The story of the Finnish company reveals a “period of crisis” within the consumer electronics industry, Ben Wood, Chief of Research at CCS Insight told Channel 4 News.
“In the old days, it was all about volume – now it’s all about value,” he says. “And you have the dominant players like Apple and Samsung extracting around 80 per cent of the margin of value.”
It took until 2010 for Nokia to change course after the introduction of the iPhone to the market in 2007. Before then, Nokia invested in its “legacy” programme, attempting to adapt the Symbian software it already had.
But with a new chief executive came a new strategy, and following his famous comparison of the ageing software to a “burning platform” that the company urgently needed to abdandon, in February 2011 Nokia unveiled a new strategy, pairing with Microsoft Windows on the new Lumia phone.
A “hugely controversial” strategy, says Mr Wood. “But it was a good approach – the fact that Nokia has got four Windows phone devices, [branded as Lumia] in the market is nothing short of a miracle. The problem is, that’s all very well in isolation, but Nokia is playing catch-up.”
The same could be said for Sony, which on paper has huge potential to invest in the future of a multi-screen user experience with an abundance of web, television, tablet products, as well as Sony Music and Film.
While Nokia is rolling out smartphones a few years after they have become popular, Apple creates products that consumers cannot even predict that they want. Nokia sold a respectable one million Lumia 800 phones in the last quarter of 2011 – but Apple sold 1 million iPhone 4s models in one day after its release, and 35 million in the same three-month period.
Nokia has been engaging with developers for years and has assets, such as maps, that companies like Samsung do not have, which puts the company in good stead and shows that it understands the ecosystem, Carolina Milanesi, Research VP at Gartner told Channel 4 News. But there are still obstacles ahead.
“Nokia’s biggest issues today are the hype around Android, which makes some users disregard Lumia,” she said. “And the second is branding. Nokia needs to get the sexy back in their brand and Microsoft, and this is not an easy job even when you have great products.
“The relationship consumers have with brand is very visceral not reasoned.”

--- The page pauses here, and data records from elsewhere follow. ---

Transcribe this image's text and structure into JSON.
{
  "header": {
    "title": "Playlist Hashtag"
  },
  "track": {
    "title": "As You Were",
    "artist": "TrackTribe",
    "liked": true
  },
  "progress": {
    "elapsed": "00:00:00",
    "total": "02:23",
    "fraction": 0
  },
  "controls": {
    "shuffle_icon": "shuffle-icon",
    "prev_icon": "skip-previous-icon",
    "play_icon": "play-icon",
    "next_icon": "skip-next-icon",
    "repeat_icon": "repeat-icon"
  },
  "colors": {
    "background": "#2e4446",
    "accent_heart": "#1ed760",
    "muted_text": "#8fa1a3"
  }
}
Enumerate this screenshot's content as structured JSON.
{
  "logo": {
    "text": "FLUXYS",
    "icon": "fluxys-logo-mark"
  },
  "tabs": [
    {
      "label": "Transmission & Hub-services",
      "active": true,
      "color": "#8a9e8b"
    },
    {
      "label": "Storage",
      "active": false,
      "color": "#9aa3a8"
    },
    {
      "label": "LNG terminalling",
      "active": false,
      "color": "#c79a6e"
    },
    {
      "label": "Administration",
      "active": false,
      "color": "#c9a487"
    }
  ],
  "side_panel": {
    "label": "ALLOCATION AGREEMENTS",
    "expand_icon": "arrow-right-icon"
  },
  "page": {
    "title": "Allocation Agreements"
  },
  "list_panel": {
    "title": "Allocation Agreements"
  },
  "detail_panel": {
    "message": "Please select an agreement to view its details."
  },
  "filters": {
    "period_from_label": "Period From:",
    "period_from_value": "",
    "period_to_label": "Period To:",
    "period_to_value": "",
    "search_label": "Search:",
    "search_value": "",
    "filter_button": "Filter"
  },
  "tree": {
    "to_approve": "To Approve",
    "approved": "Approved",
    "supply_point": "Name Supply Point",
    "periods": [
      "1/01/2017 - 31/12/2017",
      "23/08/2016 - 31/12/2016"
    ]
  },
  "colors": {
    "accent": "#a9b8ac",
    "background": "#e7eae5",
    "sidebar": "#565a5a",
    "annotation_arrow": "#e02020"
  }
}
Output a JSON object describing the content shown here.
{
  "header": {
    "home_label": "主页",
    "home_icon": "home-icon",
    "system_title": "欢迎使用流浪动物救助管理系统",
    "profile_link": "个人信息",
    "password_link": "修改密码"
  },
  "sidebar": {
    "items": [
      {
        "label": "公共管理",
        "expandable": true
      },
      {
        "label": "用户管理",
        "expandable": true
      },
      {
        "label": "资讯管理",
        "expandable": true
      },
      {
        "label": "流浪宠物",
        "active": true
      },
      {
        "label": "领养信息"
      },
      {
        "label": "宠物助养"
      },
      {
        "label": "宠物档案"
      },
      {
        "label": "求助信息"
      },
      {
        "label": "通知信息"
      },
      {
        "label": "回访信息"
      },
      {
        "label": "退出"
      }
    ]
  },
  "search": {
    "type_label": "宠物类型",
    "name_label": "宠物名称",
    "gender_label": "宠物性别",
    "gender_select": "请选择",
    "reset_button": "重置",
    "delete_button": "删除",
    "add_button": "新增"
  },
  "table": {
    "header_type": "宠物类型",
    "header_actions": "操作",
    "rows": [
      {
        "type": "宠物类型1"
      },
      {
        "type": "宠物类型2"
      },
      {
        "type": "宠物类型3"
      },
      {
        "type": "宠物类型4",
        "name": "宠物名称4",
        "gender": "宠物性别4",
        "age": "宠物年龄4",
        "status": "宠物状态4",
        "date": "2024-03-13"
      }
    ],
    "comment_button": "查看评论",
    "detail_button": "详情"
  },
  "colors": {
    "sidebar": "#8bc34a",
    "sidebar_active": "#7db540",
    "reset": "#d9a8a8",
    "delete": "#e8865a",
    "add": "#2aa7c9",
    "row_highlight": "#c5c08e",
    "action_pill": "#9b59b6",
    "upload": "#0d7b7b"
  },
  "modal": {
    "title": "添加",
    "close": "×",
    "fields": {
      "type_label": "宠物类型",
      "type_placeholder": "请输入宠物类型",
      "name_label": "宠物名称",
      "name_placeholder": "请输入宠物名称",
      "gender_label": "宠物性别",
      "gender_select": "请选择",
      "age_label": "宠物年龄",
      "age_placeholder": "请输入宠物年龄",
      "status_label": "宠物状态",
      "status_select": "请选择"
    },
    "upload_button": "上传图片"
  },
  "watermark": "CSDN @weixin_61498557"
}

This is a factor that Apple has a firm handle on. So does Samsung, which has pumped huge investment into marketing and become a sponsor of the Olympics.
“The only thing that the other companies can hope for is that Apple makes a mishap,” adds Mr Woods. “But it’s a pretty risky strategy.”